Maxim Belugin was a member of the second Russian bobsleigh team at Sochi 2014 ©Getty Images

Maxim Belugin, the one Russian athlete disqualified from Sochi 2014 for doping who has not yet filed an appeal to the Court of Arbitration for Sport (CAS) in Lausanne, is reported to have failed a retested drug test from his home Games for steroids supposedly present in the "Duchess cocktail".

Belugin, who has been announced as having been retrospectively disqualified from the Russian Games but about whom no reasoned decision explaining the offence has yet been published, supposedly submitted a sample containing trenbolone, methenolone and oxandrolone. 

These are the same three samples purported to have been in the cocktail described by Grigory Rodchenkov, the ex-Moscow Laboratory chief who subsequently became the chief witness in allegations against Russian athletes. 

The alleged failure by the bobsleigh athlete has not been officially confirmed by the International Olympic Committee (IOC), but was reported by Russian newspaper Izvestia on December 20.

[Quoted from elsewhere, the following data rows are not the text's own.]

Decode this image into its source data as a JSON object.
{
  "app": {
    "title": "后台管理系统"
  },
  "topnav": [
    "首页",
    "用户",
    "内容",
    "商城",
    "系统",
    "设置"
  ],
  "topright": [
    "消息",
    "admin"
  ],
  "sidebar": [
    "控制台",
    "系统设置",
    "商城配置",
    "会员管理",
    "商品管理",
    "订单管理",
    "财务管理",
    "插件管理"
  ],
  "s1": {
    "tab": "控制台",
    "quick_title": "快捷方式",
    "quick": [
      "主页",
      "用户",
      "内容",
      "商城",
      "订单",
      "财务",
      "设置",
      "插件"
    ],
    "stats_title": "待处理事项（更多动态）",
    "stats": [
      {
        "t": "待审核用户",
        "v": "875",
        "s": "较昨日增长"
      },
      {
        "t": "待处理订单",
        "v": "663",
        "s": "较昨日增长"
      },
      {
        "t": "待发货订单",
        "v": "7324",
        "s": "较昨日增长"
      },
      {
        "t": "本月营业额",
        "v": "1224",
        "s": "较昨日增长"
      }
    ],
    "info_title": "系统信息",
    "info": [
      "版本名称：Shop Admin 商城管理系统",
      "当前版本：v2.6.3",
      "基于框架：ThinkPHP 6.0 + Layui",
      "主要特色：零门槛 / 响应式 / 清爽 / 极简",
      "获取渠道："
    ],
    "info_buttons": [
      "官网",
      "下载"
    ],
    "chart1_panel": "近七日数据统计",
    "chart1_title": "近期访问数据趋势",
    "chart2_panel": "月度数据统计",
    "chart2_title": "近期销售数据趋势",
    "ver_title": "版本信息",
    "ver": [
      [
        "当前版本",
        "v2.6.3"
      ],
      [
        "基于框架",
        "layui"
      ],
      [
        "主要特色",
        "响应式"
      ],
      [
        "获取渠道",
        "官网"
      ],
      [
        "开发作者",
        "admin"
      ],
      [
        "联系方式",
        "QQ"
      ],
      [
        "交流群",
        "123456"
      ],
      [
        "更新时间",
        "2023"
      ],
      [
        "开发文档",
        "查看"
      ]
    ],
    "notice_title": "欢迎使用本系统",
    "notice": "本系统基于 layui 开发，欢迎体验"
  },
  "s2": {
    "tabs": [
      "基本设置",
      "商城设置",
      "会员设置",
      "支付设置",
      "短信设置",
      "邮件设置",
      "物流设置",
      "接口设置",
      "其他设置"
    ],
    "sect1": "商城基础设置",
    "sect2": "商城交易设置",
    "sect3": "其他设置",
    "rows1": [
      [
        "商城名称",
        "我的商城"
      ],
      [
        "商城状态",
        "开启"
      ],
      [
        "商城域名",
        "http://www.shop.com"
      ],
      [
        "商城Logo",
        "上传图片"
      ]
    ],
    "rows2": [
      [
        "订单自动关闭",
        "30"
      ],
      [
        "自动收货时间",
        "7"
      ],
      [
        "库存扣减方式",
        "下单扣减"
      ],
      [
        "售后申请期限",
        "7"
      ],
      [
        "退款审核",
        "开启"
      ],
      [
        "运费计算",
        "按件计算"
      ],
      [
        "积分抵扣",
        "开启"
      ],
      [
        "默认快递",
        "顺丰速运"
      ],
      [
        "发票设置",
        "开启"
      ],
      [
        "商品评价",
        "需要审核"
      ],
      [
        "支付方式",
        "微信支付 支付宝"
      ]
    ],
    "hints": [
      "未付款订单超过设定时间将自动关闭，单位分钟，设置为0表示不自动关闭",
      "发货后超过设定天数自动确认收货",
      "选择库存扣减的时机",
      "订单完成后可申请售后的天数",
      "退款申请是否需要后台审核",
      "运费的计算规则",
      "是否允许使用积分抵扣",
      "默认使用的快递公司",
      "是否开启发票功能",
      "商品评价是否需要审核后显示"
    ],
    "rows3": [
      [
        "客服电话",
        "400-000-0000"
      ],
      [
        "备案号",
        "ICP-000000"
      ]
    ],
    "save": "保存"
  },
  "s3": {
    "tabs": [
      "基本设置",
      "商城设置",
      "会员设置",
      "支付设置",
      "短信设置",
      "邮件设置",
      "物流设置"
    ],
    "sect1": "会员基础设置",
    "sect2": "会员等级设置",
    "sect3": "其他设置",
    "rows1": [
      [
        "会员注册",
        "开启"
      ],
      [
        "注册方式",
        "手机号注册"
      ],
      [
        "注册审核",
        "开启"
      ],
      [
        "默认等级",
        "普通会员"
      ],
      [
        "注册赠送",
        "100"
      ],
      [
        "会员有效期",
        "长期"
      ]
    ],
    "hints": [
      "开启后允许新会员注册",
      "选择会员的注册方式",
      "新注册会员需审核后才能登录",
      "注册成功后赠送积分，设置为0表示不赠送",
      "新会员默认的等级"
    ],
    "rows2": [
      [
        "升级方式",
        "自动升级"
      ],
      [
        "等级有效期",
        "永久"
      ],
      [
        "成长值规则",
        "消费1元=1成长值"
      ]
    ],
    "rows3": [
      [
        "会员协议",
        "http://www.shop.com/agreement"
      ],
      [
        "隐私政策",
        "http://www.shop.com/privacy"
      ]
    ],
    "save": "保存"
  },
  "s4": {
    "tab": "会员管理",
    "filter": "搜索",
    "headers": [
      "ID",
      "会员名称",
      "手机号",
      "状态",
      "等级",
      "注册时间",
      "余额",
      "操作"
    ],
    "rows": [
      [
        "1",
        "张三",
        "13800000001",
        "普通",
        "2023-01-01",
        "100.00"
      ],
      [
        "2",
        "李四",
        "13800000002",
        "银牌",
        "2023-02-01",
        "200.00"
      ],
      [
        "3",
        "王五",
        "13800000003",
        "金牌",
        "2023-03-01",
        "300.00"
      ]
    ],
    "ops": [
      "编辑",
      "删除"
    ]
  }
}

Quoting an unnamed source in the "entourage of the athlete", they claimed that initial tests carried out during Sochi 2014 found no trace of banned substances but that retests carried out in Lausanne this year revealed the three steroids. 

Belugin formed part of the second Russian four-man team in Sochi alongside Alexander Kasjanov, Ilvir Huzin and Aleksei Pushkarev.

They initially finished in fourth place but have been disqualified after all four members were sanctioned.

Anna Makarova, the press attaché of the Bobsleigh and Skeleton Federation of Russia, told Izvestia that she could not comment on a possible failure but that "Belugin really was not on Rodchenkov's so-called list, and neither [Richard] McLaren nor [Denis] Oswald had his name."

McLaren and Oswald are the respective heads of World Anti-Doping Agency (WADA) and IOC-commissioned investigations looking into allegations of Russian doping based largely on testimony provided by Rodchenkov.

The second Russian sled initially finished fourth at Sochi 2014 ©Getty Images
The second Russian sled initially finished fourth at Sochi 2014 ©Getty Images

If true, this would confirm that Belugin's case is different from the other 42 Russians disqualified from Sochi 2014 so far, all of whom have filed appeals which are due to be heard at CAS later this month.

Belugin's disqualification was announced by the IOC with the code "SRT-01" while all others have begun "SML".

It appears possible that "SRT" stands for "Sochi re-test" while "SML" refers to "Sochi McLaren".

This has not been officially confirmed by the IOC, who said today that they cannot provide an exact date for the publishing of a reasoned decision against the 32-year-old.

But a reference to a possible failed re-test from Sochi 2014 was included in a file of emails published today by Russian-linked hacking group Fancy Bears.

An internal email sent by IOC director of legal affairs, Howard Stupp, on March 7, 2017, questioned a line in another email sent by McLaren in which he predicted that retested Russian samples "will all show negative results" because of the tampering which took place.

Stupp wrote: "Is this true? There is one AAF [Adverse Analytical Finding] in the pipeline so this is not true."

The IOC added to insidethegames today that they "would not comment on alleged leaked documents".